Pictures must not appear in the copy. Set down exactly the line with "Transcribe this image's" and each line after it through the end of the data below.

---------- DATASET CONTENT ----------

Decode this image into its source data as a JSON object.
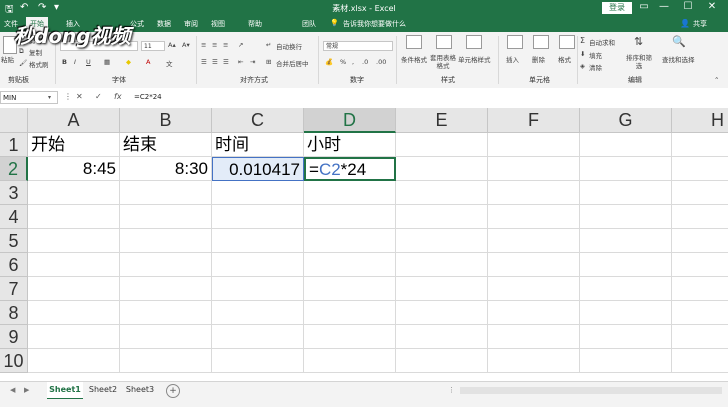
{
  "titlebar": {
    "title": "素材.xlsx - Excel",
    "login": "登录",
    "share": "共享",
    "buttons": [
      "—",
      "☐",
      "✕"
    ],
    "qa_icons": [
      "save-icon",
      "undo-icon",
      "redo-icon"
    ]
  },
  "tabs": [
    {
      "label": "文件"
    },
    {
      "label": "开始"
    },
    {
      "label": "插入"
    },
    {
      "label": "公式"
    },
    {
      "label": "数据"
    },
    {
      "label": "审阅"
    },
    {
      "label": "视图"
    },
    {
      "label": "帮助"
    },
    {
      "label": "团队"
    }
  ],
  "tell_me": "告诉我你想要做什么",
  "ribbon": {
    "paste": "粘贴",
    "cut": "剪切",
    "copy": "复制",
    "format_painter": "格式刷",
    "font_size": "11",
    "wrap_text": "自动换行",
    "merge_center": "合并后居中",
    "number_format": "常规",
    "conditional_format": "条件格式",
    "table_format": "套用表格格式",
    "cell_styles": "单元格样式",
    "insert": "插入",
    "delete": "删除",
    "format": "格式",
    "autosum": "自动求和",
    "fill": "填充",
    "clear": "清除",
    "sort_filter": "排序和筛选",
    "find_select": "查找和选择",
    "groups": [
      "剪贴板",
      "字体",
      "对齐方式",
      "数字",
      "样式",
      "单元格",
      "编辑"
    ]
  },
  "formula_bar": {
    "name_box": "MIN",
    "cancel": "✕",
    "enter": "✓",
    "fx": "fx",
    "formula": "=C2*24"
  },
  "columns": [
    "A",
    "B",
    "C",
    "D",
    "E",
    "F",
    "G",
    "H"
  ],
  "rows": [
    "1",
    "2",
    "3",
    "4",
    "5",
    "6",
    "7",
    "8",
    "9",
    "10"
  ],
  "cells": {
    "A1": "开始",
    "B1": "结束",
    "C1": "时间",
    "D1": "小时",
    "A2": "8:45",
    "B2": "8:30",
    "C2": "0.010417",
    "D2_eq": "=",
    "D2_ref": "C2",
    "D2_rest": "*24"
  },
  "sheets": [
    {
      "label": "Sheet1",
      "active": true
    },
    {
      "label": "Sheet2",
      "active": false
    },
    {
      "label": "Sheet3",
      "active": false
    }
  ],
  "add_sheet": "+",
  "watermark": "秒dong视频",
  "colors": {
    "excel_green": "#217346",
    "reference_blue": "#4472c4"
  }
}
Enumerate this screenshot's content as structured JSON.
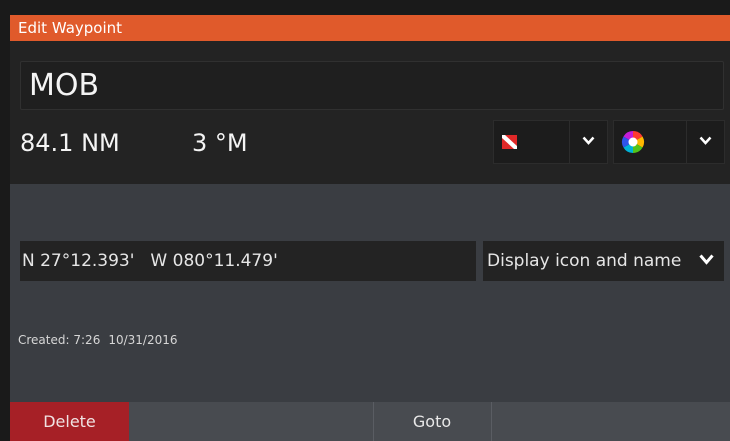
{
  "window": {
    "title": "Edit Waypoint"
  },
  "waypoint": {
    "name": "MOB",
    "distance": "84.1 NM",
    "bearing": "3 °M",
    "icon": "diver-down-flag-icon",
    "color_icon": "color-wheel-icon",
    "latitude": "N 27°12.393'",
    "longitude": "W 080°11.479'",
    "display_mode": "Display icon and name",
    "created_label": "Created:",
    "created_time": "7:26",
    "created_date": "10/31/2016"
  },
  "buttons": {
    "delete": "Delete",
    "goto": "Goto"
  },
  "colors": {
    "title_bar": "#e05a2b",
    "delete_button": "#a62026",
    "panel_dark": "#232323",
    "panel_light": "#3a3d42"
  }
}
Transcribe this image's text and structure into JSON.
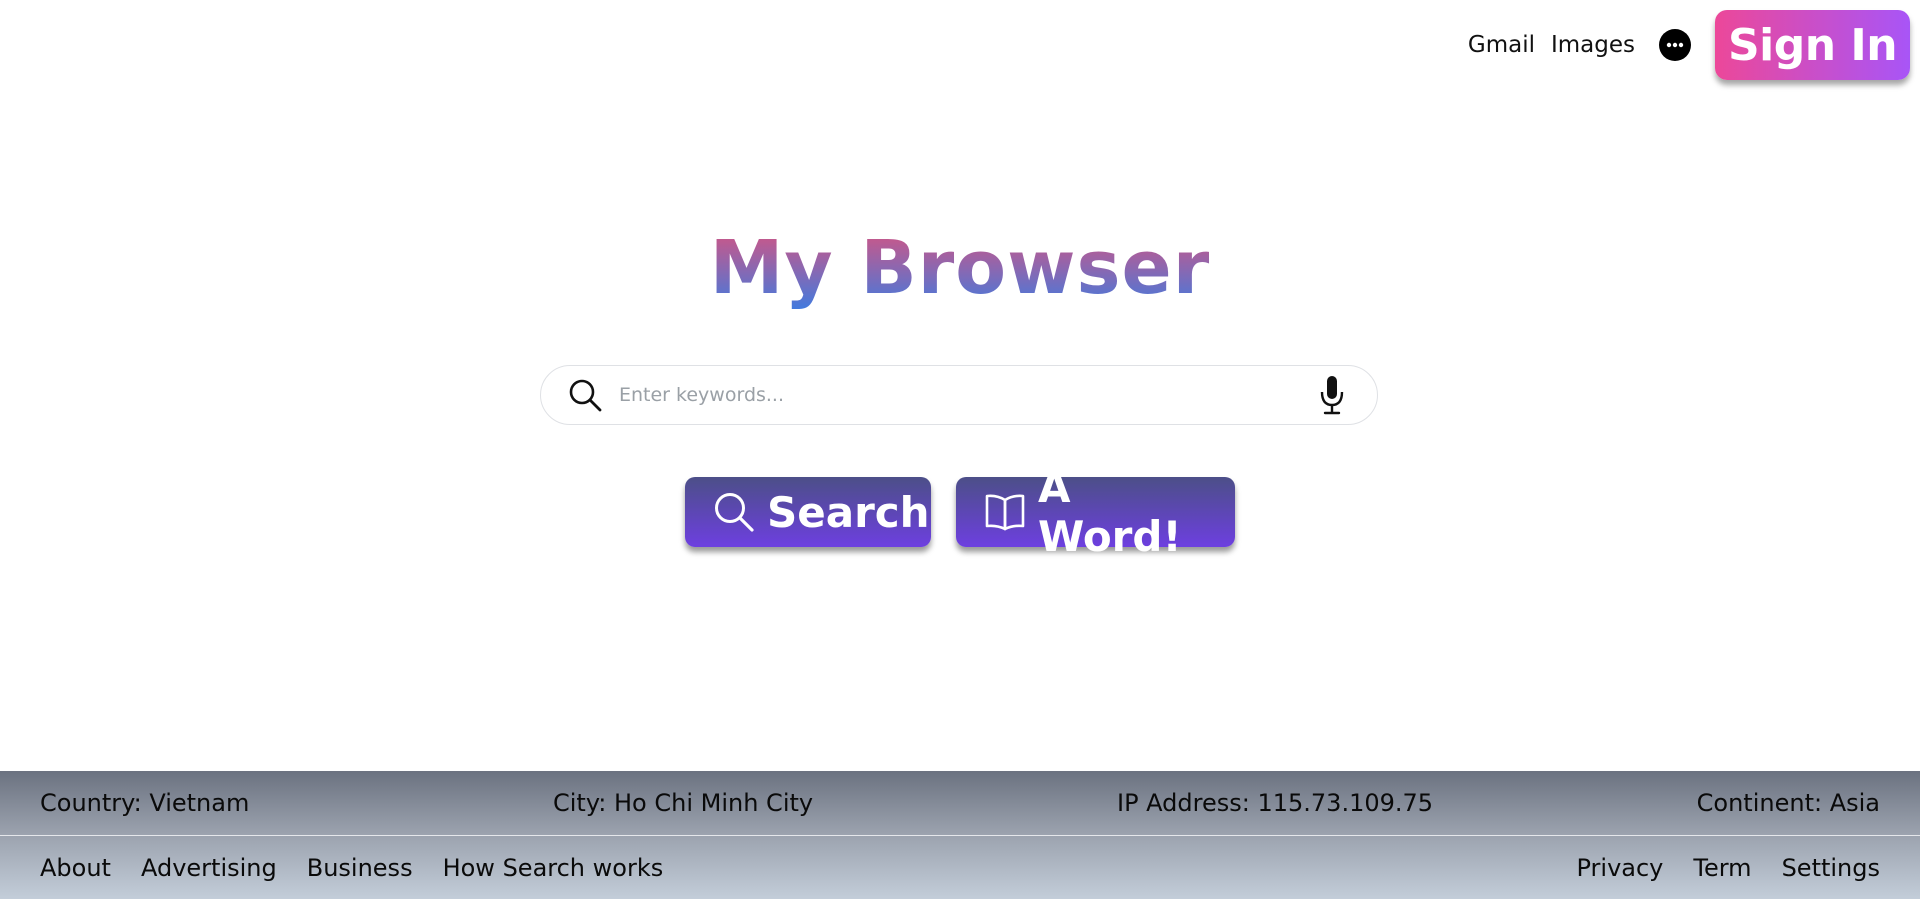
{
  "header": {
    "links": {
      "gmail": "Gmail",
      "images": "Images"
    },
    "more_icon": "more-horizontal-icon",
    "signin_label": "Sign In"
  },
  "logo": {
    "text": "My Browser"
  },
  "search": {
    "placeholder": "Enter keywords...",
    "value": "",
    "left_icon": "search-icon",
    "right_icon": "microphone-icon"
  },
  "actions": {
    "search_label": "Search",
    "word_label": "A Word!"
  },
  "footer": {
    "info": {
      "country": "Country: Vietnam",
      "city": "City: Ho Chi Minh City",
      "ip": "IP Address: 115.73.109.75",
      "continent": "Continent: Asia"
    },
    "left_links": [
      "About",
      "Advertising",
      "Business",
      "How Search works"
    ],
    "right_links": [
      "Privacy",
      "Term",
      "Settings"
    ]
  },
  "colors": {
    "signin_gradient": [
      "#ec4899",
      "#a855f7"
    ],
    "action_gradient": [
      "#4c4f88",
      "#6d3fe0"
    ],
    "logo_gradient": [
      "#d9537f",
      "#3f7be0"
    ],
    "footer_top": "#6b7280",
    "footer_bottom": "#c3cdd9"
  }
}
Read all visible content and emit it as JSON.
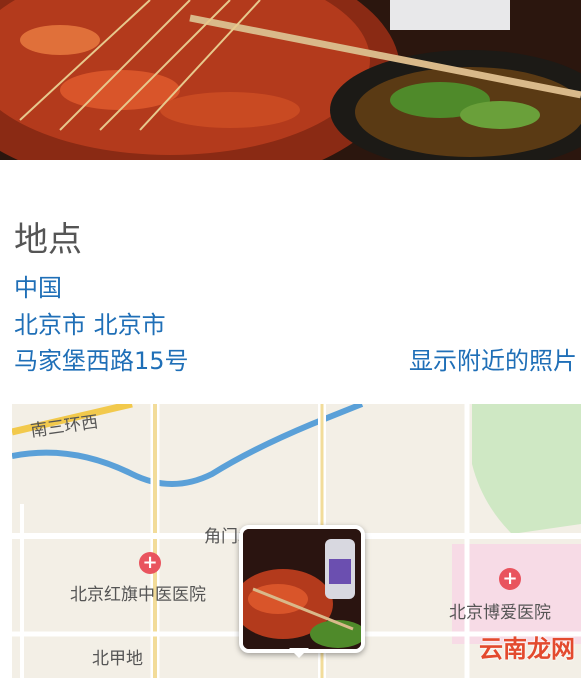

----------

● **ANSWER BELOW**
Transcribe this image's text and structure into JSON.
{
  "header": {
    "links": {
      "gmail": "Gmail",
      "images": "Images"
    },
    "more_icon": "more-horizontal-icon",
    "signin_label": "Sign In"
  },
  "logo": {
    "text": "My Browser"
  },
  "search": {
    "placeholder": "Enter keywords...",
    "value": "",
    "left_icon": "search-icon",
    "right_icon": "microphone-icon"
  },
  "actions": {
    "search_label": "Search",
    "word_label": "A Word!"
  },
  "footer": {
    "info": {
      "country": "Country: Vietnam",
      "city": "City: Ho Chi Minh City",
      "ip": "IP Address: 115.73.109.75",
      "continent": "Continent: Asia"
    },
    "left_links": [
      "About",
      "Advertising",
      "Business",
      "How Search works"
    ],
    "right_links": [
      "Privacy",
      "Term",
      "Settings"
    ]
  },
  "colors": {
    "signin_gradient": [
      "#ec4899",
      "#a855f7"
    ],
    "action_gradient": [
      "#4c4f88",
      "#6d3fe0"
    ],
    "logo_gradient": [
      "#d9537f",
      "#3f7be0"
    ],
    "footer_top": "#6b7280",
    "footer_bottom": "#c3cdd9"
  }
}
Read all visible content and emit it as JSON.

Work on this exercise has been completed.